=== Work order ===
Scan the records that follow, and whenever a line has the word "Send", copy it.
»»
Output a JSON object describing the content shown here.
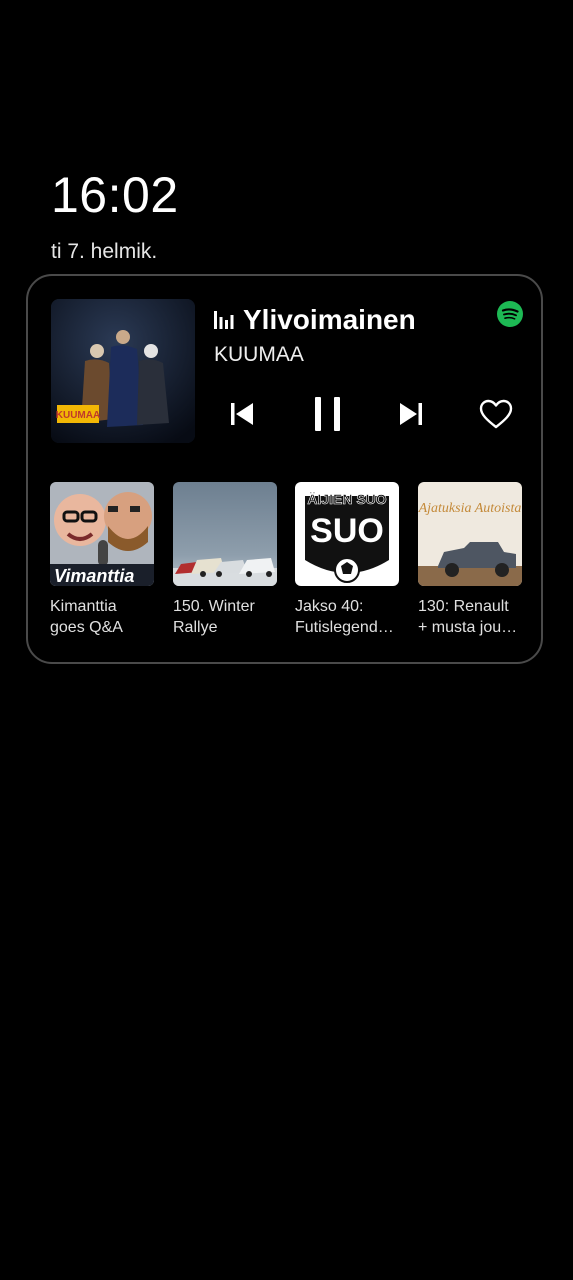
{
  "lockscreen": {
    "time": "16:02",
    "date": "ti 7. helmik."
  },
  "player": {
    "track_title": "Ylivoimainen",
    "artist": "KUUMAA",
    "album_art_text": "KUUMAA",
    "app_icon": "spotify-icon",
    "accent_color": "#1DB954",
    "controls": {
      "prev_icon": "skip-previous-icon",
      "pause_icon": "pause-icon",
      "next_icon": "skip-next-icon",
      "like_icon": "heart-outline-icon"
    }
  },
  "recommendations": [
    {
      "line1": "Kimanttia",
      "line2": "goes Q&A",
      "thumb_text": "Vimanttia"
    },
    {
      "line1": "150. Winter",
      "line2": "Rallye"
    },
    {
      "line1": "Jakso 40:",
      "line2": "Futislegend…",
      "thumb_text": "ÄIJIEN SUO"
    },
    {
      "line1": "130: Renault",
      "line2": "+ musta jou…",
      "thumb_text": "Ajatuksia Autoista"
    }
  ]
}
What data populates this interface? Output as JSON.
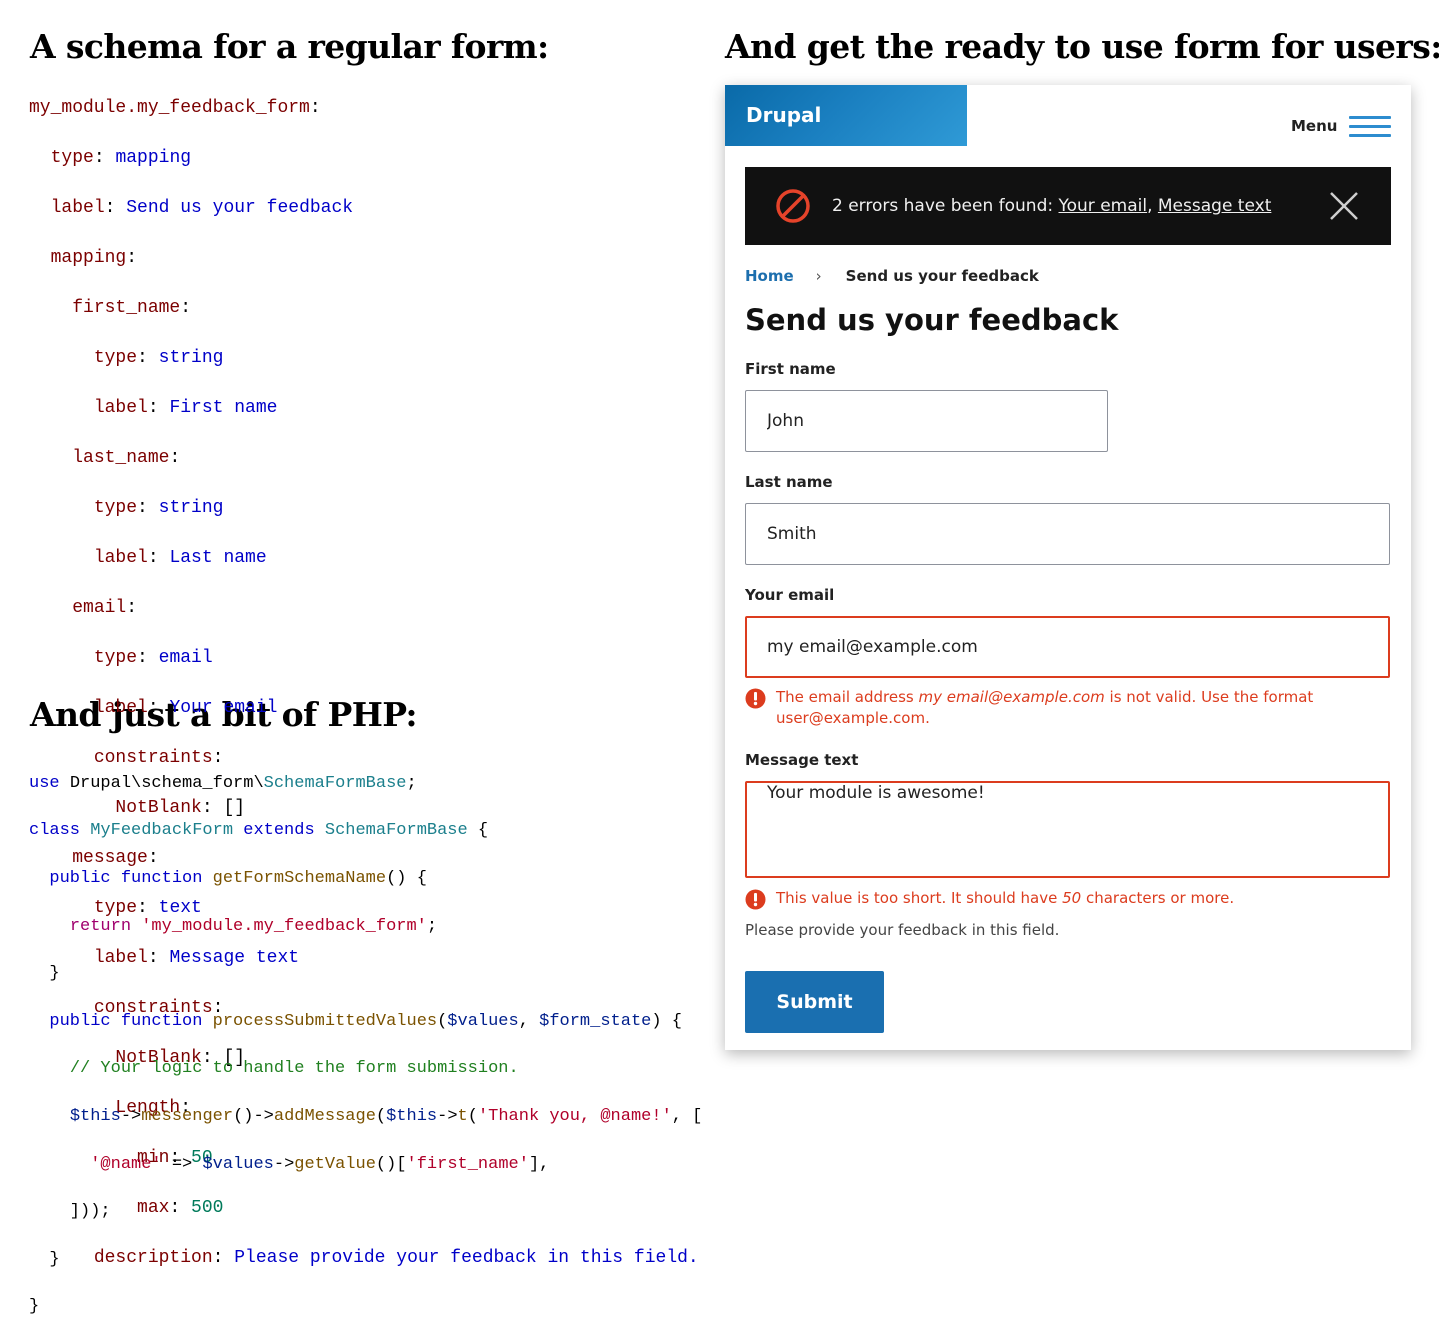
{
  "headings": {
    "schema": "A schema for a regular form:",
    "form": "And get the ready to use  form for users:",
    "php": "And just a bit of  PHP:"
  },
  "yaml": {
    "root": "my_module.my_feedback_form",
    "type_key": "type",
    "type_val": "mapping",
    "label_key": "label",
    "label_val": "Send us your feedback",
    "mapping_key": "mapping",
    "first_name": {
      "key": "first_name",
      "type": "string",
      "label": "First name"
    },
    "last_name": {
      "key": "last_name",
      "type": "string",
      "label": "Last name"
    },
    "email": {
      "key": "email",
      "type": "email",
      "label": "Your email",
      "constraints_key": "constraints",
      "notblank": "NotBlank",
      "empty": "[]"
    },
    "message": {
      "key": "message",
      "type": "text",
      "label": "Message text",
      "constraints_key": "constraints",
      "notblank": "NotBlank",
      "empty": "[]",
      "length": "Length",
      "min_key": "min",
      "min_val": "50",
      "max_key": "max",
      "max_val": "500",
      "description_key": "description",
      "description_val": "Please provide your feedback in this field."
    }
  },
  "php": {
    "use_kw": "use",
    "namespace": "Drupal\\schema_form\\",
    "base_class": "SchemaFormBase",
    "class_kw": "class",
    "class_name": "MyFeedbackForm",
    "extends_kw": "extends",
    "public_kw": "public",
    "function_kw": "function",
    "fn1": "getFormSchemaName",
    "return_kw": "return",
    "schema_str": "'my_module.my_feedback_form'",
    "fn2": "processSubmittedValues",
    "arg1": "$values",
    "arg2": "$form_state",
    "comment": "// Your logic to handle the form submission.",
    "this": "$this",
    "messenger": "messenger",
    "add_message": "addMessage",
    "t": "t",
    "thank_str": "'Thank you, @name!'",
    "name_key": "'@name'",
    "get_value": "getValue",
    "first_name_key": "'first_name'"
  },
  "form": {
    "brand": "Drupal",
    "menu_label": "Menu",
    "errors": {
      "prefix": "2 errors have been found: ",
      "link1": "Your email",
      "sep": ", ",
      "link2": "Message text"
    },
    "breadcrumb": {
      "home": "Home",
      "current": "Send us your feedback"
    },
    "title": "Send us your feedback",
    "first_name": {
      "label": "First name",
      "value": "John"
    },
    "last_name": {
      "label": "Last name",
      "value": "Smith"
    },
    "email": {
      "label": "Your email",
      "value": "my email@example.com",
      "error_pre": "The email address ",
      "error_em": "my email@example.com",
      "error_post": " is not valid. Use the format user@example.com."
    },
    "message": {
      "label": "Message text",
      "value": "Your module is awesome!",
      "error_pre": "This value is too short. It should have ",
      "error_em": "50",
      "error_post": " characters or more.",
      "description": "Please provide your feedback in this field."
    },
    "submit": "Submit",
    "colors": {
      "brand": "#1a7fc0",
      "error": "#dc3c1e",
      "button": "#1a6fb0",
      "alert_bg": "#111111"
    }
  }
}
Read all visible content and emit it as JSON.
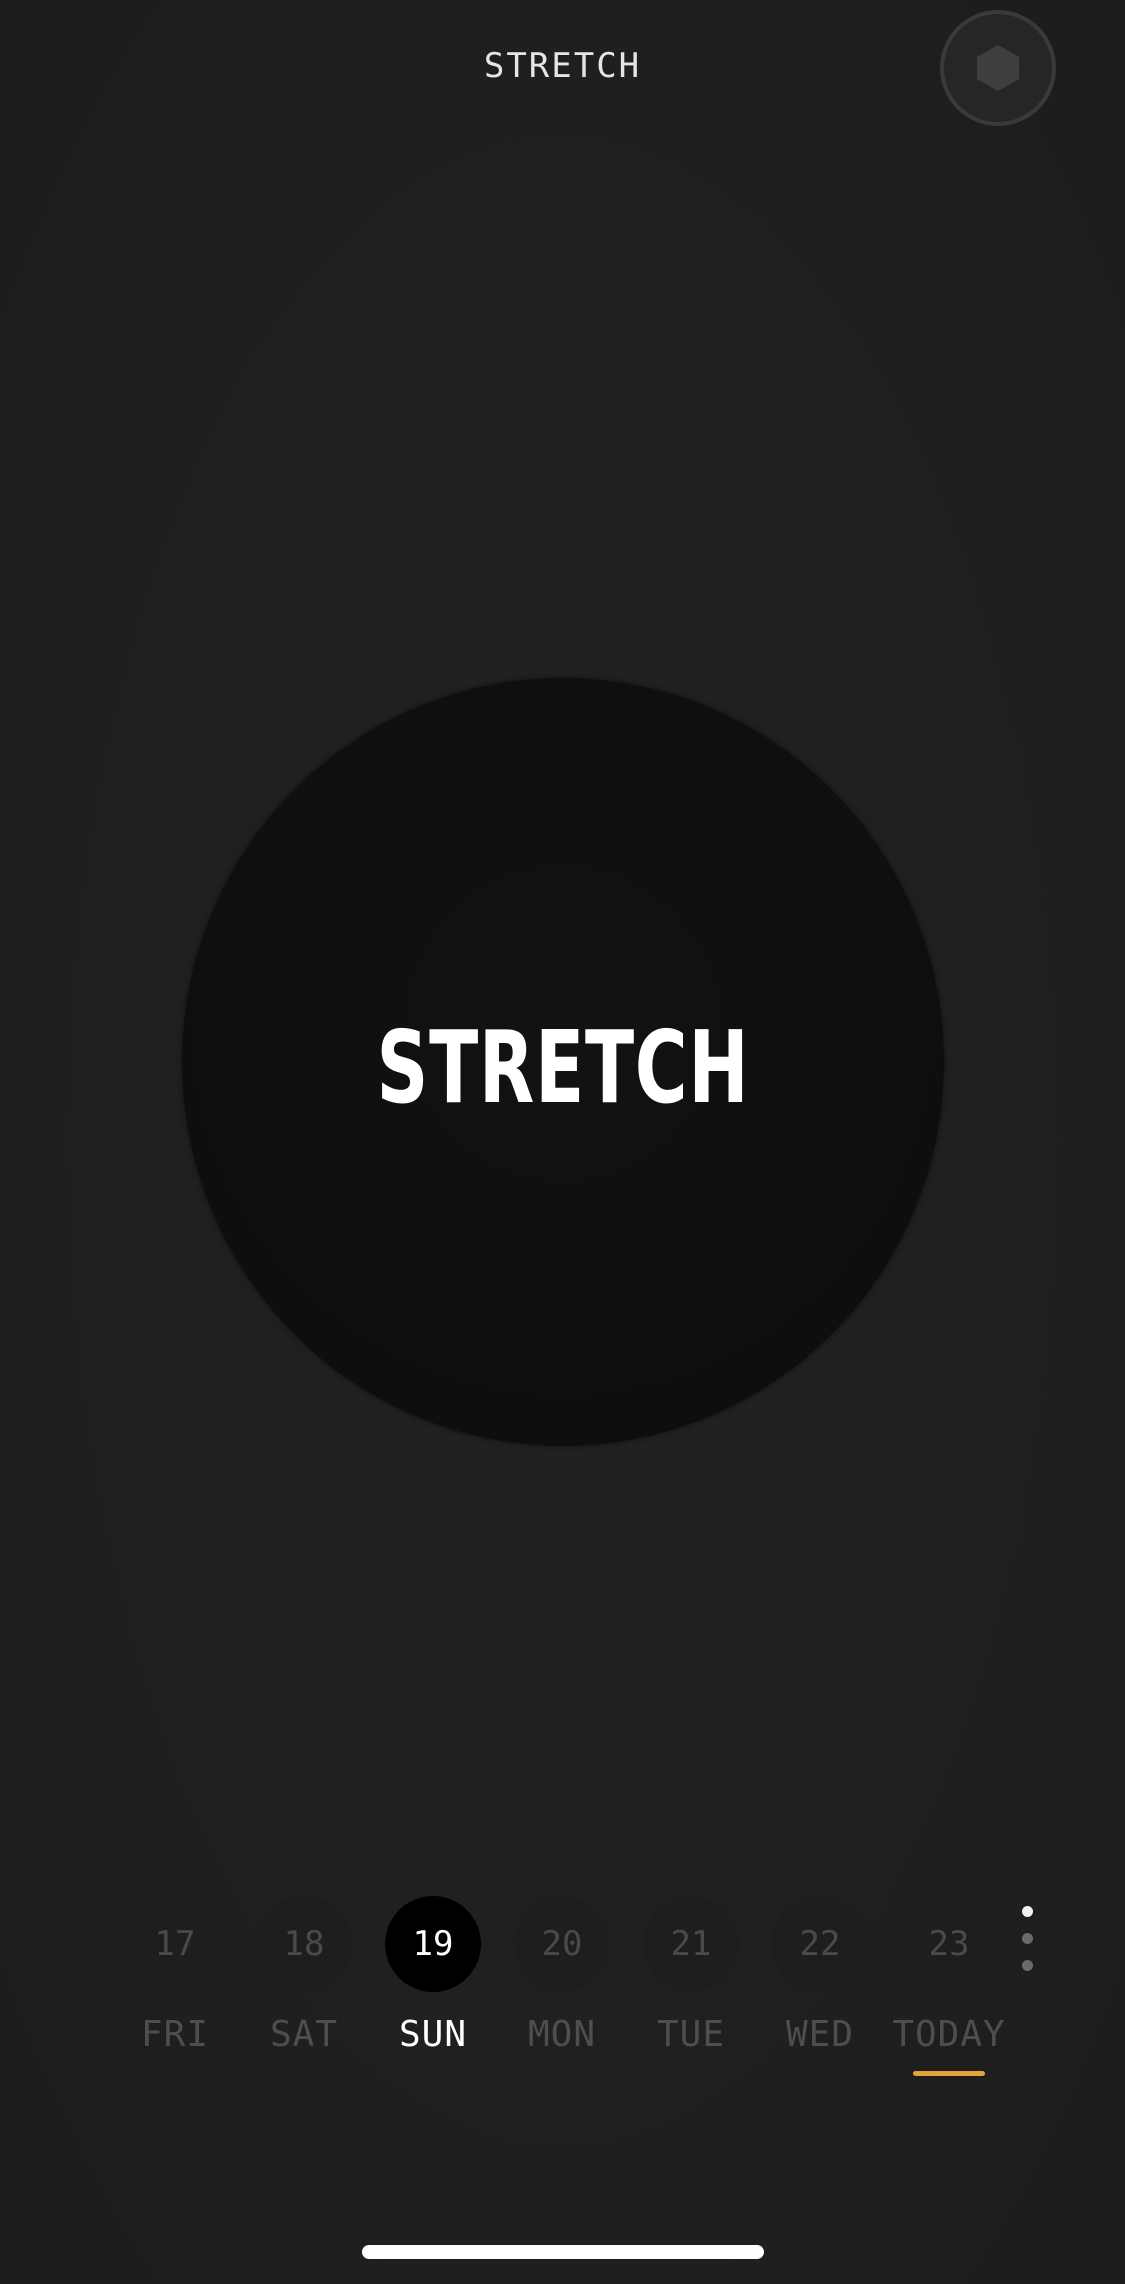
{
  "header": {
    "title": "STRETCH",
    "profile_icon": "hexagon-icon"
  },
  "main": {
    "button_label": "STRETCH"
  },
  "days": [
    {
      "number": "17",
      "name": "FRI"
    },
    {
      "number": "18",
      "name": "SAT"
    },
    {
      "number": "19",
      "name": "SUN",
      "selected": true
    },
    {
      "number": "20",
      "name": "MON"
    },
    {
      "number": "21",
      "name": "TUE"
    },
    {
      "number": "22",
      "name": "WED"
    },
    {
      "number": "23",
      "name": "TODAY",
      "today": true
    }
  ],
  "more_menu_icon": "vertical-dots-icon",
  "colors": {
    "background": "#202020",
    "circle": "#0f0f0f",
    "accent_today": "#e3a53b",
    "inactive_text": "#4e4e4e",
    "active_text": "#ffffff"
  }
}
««
=== Solution below ===
    "label_val": "Send us your feedback",
      "current": "Send us your feedback"
    "title": "Send us your feedback",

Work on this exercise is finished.